Filter the entries for lines with the word "Masaüstü".

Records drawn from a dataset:
╭──

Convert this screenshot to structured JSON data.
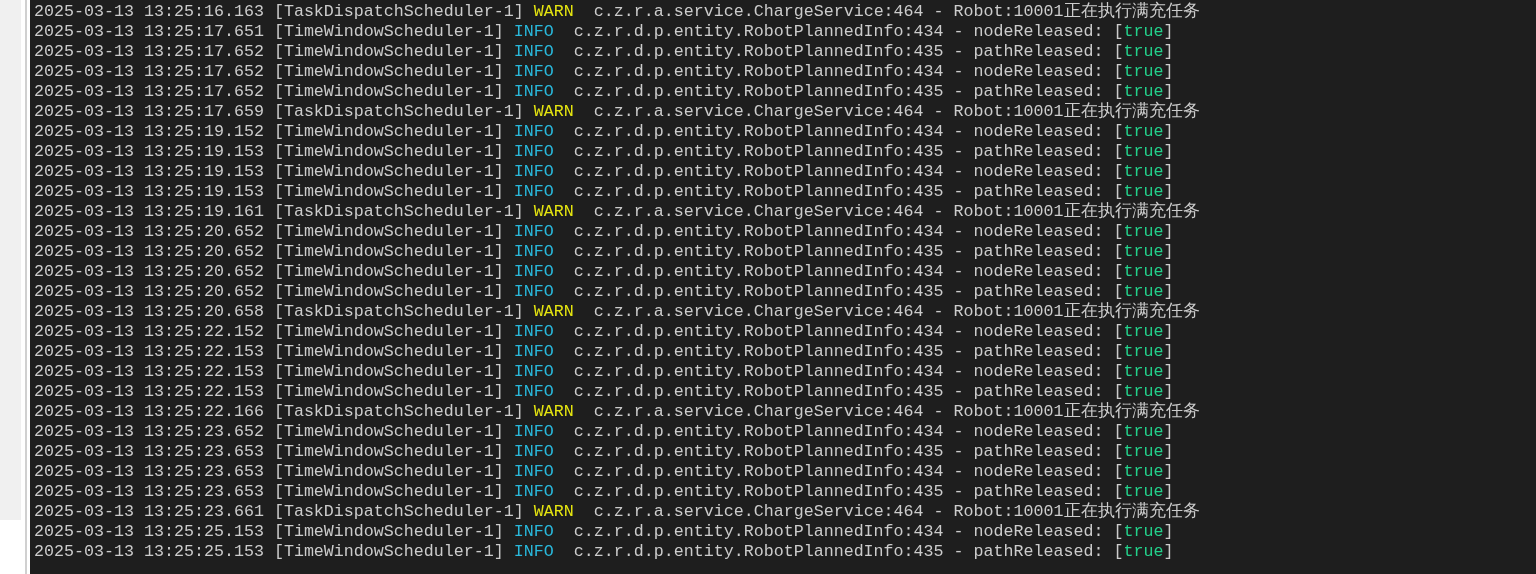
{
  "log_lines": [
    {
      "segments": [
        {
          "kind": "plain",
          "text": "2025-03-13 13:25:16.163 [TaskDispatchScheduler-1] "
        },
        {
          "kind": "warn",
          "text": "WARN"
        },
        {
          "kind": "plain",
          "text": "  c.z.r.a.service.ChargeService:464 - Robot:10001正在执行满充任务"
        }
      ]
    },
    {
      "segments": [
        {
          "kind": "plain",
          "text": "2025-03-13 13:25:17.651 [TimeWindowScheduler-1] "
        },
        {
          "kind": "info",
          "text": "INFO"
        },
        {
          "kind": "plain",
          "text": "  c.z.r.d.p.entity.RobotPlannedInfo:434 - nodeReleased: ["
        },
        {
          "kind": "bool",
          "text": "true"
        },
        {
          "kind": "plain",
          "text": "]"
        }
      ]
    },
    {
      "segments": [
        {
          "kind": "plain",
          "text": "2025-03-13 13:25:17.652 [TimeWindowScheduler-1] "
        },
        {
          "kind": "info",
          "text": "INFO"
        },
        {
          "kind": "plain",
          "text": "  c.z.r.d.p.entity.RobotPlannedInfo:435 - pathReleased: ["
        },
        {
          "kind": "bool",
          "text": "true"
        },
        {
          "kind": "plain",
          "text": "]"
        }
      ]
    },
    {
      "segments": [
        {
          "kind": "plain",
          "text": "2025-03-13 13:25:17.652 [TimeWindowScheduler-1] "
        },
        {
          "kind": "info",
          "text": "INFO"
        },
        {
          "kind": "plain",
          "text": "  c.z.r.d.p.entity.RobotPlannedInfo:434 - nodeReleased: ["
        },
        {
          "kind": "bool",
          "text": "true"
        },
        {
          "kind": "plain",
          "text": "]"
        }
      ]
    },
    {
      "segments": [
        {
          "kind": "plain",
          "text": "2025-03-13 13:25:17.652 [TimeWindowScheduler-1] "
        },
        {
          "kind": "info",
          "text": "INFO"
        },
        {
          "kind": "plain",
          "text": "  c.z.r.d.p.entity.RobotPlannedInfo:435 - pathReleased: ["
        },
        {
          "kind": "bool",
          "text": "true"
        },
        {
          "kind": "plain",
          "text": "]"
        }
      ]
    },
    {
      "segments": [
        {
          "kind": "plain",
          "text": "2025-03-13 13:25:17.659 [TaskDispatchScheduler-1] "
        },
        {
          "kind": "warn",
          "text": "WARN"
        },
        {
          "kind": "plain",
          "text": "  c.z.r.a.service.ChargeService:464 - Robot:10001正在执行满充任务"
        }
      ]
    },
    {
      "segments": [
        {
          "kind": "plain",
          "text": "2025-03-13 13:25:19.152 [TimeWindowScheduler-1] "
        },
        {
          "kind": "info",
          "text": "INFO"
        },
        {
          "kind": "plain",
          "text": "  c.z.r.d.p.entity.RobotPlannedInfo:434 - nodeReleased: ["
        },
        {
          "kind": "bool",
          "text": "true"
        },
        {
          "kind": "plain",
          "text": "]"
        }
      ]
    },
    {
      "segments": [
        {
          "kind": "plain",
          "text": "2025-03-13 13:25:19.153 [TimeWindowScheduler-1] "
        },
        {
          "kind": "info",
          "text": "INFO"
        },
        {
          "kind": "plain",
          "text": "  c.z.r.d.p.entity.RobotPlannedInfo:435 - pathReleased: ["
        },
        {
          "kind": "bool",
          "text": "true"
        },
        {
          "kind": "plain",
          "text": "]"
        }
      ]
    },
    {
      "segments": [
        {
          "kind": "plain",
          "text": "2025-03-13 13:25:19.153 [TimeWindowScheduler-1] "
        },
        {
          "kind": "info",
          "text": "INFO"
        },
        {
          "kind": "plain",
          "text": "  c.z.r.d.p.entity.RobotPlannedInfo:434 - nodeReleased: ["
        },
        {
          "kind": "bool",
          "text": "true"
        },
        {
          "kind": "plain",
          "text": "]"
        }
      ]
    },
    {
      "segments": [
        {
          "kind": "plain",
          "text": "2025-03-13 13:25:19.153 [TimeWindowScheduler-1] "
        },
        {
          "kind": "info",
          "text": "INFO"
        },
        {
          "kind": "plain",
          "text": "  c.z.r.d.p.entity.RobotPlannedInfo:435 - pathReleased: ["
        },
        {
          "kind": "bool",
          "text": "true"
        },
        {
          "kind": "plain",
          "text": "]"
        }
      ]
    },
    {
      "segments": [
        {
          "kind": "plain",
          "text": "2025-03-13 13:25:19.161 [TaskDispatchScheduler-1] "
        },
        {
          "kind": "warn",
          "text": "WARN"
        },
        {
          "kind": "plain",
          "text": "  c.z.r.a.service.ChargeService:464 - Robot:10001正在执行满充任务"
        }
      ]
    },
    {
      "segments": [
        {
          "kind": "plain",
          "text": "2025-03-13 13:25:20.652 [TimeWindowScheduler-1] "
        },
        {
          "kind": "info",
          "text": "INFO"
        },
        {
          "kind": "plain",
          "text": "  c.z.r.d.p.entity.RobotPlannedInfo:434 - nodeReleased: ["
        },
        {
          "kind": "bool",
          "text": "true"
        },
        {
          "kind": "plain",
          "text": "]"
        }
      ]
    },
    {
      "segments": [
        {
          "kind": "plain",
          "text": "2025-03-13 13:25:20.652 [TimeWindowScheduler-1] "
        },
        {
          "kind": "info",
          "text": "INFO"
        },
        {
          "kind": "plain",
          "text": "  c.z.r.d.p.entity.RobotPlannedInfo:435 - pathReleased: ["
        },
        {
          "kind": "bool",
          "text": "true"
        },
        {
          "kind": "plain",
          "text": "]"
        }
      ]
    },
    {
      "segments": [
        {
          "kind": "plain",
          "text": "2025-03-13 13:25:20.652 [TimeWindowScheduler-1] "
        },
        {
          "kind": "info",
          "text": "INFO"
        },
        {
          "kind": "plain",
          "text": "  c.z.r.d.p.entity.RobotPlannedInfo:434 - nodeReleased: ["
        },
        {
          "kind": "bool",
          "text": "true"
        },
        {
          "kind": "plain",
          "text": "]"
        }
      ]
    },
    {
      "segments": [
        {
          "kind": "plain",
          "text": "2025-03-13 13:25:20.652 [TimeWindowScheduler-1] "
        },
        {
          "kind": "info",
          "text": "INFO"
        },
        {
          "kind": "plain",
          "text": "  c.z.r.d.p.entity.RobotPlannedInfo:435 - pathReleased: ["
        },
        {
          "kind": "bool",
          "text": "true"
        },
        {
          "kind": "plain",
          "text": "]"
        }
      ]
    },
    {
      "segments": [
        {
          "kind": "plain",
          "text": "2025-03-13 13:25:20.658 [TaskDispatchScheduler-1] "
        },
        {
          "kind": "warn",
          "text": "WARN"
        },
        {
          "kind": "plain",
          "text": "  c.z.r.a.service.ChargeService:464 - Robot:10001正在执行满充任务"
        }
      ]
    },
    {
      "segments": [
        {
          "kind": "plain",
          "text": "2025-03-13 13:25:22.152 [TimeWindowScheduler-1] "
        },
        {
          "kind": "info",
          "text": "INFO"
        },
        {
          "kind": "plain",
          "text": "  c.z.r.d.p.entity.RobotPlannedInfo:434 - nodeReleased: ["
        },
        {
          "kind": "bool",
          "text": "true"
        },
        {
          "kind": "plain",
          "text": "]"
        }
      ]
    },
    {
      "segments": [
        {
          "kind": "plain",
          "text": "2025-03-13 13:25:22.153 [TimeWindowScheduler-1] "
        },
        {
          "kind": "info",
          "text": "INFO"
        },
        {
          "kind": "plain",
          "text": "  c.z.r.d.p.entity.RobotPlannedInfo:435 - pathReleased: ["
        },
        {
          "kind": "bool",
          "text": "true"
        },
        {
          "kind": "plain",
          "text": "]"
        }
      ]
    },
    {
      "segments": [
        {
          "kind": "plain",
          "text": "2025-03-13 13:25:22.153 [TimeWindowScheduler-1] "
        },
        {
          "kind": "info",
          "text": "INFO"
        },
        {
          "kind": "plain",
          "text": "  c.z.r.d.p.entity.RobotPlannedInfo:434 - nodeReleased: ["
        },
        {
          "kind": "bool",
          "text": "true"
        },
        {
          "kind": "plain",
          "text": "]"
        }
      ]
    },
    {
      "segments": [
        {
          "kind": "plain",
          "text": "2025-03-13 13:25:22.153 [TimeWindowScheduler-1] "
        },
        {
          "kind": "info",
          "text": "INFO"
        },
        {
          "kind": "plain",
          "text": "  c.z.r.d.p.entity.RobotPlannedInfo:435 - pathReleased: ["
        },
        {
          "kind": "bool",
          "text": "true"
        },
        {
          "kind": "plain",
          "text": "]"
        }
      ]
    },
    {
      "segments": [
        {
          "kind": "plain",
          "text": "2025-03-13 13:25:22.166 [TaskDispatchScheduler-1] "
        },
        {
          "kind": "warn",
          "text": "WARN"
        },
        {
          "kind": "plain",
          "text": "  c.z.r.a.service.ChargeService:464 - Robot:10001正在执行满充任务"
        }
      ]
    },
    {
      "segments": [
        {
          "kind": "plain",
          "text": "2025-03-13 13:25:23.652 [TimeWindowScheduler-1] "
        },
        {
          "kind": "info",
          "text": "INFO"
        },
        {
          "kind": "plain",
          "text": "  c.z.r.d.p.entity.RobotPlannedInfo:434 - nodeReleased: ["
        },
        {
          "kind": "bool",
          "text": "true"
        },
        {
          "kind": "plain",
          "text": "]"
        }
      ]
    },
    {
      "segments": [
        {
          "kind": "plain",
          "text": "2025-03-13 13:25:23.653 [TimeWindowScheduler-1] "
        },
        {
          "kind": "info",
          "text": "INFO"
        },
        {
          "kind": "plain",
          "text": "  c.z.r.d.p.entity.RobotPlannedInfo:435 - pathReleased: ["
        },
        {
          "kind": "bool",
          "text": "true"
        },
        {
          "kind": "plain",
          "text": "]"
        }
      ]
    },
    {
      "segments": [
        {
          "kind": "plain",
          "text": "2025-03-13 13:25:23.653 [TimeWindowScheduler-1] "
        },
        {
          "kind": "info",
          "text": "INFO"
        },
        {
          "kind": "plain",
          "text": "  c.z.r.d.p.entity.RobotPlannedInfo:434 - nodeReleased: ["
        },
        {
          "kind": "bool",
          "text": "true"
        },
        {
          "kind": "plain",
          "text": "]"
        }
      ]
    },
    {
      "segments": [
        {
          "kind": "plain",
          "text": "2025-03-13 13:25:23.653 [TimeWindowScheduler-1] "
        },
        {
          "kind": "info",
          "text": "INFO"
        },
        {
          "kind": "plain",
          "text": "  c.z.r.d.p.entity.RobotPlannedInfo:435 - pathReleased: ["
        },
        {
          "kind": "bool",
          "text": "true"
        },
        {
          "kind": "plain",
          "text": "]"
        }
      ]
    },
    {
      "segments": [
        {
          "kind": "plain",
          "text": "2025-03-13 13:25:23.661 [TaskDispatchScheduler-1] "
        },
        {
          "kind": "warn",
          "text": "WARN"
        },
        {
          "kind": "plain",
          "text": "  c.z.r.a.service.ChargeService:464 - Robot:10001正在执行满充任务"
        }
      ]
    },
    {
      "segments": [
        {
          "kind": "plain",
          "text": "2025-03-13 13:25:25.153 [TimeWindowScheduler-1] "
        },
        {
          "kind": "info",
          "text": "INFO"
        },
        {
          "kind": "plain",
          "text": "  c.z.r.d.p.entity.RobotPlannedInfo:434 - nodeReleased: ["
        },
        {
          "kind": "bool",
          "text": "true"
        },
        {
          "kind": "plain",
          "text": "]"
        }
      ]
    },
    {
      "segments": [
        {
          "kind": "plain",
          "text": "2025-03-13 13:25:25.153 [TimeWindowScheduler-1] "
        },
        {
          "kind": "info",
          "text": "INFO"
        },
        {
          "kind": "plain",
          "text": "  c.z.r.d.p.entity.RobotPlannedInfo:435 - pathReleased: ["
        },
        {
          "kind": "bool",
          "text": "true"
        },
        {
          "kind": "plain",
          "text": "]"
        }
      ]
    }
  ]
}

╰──
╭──

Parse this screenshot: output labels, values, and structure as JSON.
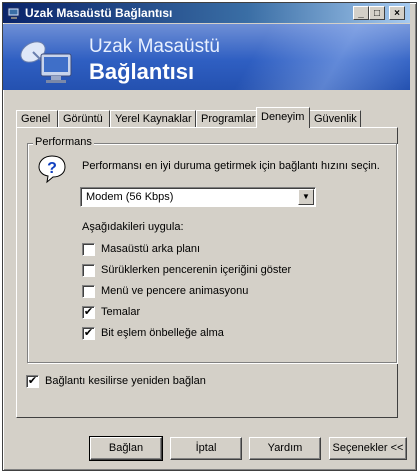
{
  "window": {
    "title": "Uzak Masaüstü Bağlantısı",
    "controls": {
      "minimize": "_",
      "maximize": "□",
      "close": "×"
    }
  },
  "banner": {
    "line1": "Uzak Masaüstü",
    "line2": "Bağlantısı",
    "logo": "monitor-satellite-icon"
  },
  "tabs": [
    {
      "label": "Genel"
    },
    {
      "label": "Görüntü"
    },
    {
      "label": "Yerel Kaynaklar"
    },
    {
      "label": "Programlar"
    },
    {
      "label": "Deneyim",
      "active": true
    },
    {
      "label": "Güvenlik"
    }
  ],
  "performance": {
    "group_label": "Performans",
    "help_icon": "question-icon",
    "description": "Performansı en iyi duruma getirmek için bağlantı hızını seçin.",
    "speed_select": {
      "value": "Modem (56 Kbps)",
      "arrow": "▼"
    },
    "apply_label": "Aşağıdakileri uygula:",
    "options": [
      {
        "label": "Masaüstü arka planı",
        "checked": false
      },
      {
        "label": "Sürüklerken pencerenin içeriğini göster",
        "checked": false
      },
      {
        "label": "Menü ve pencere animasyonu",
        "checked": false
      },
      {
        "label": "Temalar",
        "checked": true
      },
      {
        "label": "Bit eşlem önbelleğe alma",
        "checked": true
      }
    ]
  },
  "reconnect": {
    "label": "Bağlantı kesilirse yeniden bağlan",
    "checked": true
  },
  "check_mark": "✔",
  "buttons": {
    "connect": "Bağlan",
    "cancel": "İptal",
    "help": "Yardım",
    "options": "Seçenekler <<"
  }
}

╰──

### Task output
    "title": "Uzak Masaüstü Bağlantısı",
    "line1": "Uzak Masaüstü",
        "label": "Masaüstü arka planı",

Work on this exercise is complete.